Let's denote the size of the array (

`array.length`

) by $n$. The maximum number of times that the for-loop can run is $n$, and this worst case occurs when the value being searched for is not present in the array. Each time the for-loop iterates, it has to do several things:

- compare
`guess`

with`array.length`

- compare
`array[guess]`

with`targetValue`

- possibly return the value of
`guess`

- increment
`guess`

.

Each of these little computations takes a constant amount of time each time it executes. If the for-loop iterates $n$ times, then the time for all $n$ iterations is $c_1 \cdot n$, where $c_1$ is the sum of the times for the computations in one loop iteration. Now, we cannot say here what the value of $c_1$ is, because it depends on the speed of the computer, the programming language used, the compiler or interpreter that translates the source program into runnable code, and other factors.

This code has a little bit of extra overhead, for setting up the for-loop (including initializing

`guess`

to 0) and possibly returning `-1`

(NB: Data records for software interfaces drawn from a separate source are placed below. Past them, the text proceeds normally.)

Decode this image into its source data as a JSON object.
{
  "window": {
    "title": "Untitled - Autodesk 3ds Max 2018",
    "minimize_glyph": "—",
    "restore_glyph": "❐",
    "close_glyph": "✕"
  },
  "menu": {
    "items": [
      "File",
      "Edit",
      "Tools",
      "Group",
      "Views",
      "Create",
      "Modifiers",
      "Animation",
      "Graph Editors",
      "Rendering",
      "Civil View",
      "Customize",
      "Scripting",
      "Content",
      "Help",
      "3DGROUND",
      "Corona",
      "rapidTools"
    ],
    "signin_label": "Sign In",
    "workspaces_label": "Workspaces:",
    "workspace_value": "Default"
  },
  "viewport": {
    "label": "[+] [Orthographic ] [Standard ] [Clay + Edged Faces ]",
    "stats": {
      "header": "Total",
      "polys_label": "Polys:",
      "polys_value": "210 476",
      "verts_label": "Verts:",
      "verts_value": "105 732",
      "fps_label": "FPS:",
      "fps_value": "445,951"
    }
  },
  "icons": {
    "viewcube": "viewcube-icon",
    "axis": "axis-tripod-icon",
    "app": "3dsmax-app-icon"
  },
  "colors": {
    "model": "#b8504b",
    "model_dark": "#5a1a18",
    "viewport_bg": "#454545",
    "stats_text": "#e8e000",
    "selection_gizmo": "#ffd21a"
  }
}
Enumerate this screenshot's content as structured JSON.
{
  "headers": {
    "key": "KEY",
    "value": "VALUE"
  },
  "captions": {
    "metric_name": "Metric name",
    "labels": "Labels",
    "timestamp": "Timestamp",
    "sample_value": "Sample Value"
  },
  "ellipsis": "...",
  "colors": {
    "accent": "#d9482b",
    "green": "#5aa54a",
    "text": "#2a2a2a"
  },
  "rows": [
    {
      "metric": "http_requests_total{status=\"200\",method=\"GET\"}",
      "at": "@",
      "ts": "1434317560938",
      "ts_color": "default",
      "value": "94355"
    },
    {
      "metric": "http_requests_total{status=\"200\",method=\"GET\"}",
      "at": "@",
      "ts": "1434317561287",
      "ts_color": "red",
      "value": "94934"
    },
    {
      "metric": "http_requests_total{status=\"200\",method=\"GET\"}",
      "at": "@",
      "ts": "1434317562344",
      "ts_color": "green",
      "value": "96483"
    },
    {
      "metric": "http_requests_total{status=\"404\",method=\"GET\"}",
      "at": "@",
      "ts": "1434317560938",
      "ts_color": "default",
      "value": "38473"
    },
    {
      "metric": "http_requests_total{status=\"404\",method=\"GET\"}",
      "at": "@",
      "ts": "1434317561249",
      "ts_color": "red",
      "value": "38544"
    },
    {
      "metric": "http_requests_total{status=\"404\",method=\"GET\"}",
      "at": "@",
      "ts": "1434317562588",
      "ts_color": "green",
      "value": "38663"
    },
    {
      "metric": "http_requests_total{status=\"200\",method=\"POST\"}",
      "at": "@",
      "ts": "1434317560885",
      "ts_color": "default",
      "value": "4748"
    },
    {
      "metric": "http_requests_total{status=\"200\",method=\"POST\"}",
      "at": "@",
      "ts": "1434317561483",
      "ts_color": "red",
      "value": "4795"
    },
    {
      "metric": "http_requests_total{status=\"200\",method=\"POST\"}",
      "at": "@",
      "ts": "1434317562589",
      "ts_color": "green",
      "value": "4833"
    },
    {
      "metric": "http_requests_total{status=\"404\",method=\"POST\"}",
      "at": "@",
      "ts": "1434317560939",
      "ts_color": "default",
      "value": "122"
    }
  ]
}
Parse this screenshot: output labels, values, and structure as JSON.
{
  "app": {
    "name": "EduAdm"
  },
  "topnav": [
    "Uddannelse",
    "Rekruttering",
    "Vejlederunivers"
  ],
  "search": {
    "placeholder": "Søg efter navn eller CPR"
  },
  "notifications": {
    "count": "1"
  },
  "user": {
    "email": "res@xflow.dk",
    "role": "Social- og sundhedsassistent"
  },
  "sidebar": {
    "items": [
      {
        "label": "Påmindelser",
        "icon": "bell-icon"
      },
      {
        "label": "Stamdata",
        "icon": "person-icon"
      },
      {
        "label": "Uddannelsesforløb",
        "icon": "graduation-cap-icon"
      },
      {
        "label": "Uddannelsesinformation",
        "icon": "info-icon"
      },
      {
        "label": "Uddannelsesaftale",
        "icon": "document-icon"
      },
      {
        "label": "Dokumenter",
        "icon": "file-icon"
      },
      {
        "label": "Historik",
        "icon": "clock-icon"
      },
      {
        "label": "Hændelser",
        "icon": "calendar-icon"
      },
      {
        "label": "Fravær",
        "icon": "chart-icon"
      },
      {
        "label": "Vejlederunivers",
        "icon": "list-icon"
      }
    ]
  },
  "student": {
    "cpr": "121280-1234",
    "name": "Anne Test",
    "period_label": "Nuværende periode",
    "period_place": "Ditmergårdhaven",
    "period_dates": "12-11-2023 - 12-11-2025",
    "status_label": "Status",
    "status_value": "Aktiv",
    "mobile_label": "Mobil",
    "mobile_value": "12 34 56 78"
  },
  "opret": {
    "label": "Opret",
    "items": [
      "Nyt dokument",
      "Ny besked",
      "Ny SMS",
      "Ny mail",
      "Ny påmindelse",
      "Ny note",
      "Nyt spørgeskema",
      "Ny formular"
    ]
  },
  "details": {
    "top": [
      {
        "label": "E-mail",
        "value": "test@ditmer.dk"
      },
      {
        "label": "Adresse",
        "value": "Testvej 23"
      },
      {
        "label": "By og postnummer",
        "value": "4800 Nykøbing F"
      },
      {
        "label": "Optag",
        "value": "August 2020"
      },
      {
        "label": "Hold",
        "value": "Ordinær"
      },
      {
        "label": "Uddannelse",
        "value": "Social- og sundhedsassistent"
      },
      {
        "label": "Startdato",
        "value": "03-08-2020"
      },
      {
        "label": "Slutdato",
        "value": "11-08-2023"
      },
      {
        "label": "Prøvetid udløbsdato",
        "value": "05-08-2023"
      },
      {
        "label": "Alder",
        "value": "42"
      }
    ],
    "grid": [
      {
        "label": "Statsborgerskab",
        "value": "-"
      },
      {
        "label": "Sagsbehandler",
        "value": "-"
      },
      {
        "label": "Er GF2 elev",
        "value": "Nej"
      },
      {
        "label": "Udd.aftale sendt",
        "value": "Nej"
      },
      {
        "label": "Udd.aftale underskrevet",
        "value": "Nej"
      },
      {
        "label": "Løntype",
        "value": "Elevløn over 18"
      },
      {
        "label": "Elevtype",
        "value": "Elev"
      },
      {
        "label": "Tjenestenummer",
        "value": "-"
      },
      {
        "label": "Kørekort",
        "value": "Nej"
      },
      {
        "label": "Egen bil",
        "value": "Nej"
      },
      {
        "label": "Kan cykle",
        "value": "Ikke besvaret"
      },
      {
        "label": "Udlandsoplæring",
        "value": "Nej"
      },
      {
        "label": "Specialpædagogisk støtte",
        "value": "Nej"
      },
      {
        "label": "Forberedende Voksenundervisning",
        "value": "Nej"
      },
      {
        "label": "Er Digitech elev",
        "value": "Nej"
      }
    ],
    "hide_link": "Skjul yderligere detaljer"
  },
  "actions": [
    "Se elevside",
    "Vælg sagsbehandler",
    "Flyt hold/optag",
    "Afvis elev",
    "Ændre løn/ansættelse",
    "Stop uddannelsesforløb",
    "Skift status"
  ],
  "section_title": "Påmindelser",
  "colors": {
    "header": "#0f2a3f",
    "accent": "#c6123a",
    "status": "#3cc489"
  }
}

at the end. Let's call the time for this overhead $c_2$, which is also a constant. Therefore, the total time for linear search in the worst case is $c_1 \cdot n + c_2$.As we've argued, the constant factor $c_1$ and the low-order term $c_2$ don't tell us about the rate of growth of the running time. What's significant is that the worst-case running time of linear search grows like the array size $n$. The notation we use for this running time is $\Theta(n)$. That's the Greek letter "theta," and we say "big-Theta of $n$" or just "Theta of $n$."

When we say that a particular running time is $\Theta(n)$, we're saying that once $n$ gets large enough, the running time is at least $k_1 \cdot n$ and at most $k_2 \cdot n$ for some constants $k_1$ and $k_2$. Here's how to think of $\Theta(n)$:

For small values of $n$, we don't care how the running time compares with $k_1 \cdot n$ or $k_2 \cdot n$. But once $n$ gets large enough—on or to the right of the dashed line—the running time must be sandwiched between $k_1 \cdot n$ and $k_2 \cdot n$. As long as these constants $k_1$ and $k_2$ exist, we say that the running time is $\Theta(n)$.

We are not restricted to just $n$ in big-Θ notation. We can use any function, such as $n^2$, $n \log_2 n$, or any other function of $n$. Here's how to think of a running time that is $\Theta(f(n))$ for some function $f(n)$:

Once $n$ gets large enough, the running time is between $k_1 \cdot f(n)$ and $k_2 \cdot f(n)$.

In practice, we just drop constant factors and low-order terms. Another advantage of using big-Θ notation is that we don't have to worry about which time units we're using. For example, suppose that you calculate that a running time is $6n^2 + 100n + 300$ microseconds. Or maybe it's milliseconds. When you use big-Θ notation, you don't say. You also drop the factor 6 and the low-order terms $100n + 300$, and you just say that the running time is $\Theta(n^2)$.

When we use big-Θ notation, we're saying that we have an

**asymptotically tight bound**on the running time. "Asymptotically" because it matters for only large values of $n$. "Tight bound" because we've nailed the running time to within a constant factor above and below.This content is a collaboration of Dartmouth Computer Science professors Thomas Cormen and Devin Balkcom, plus the Khan Academy computing curriculum team. The content is licensed CC-BY-NC-SA.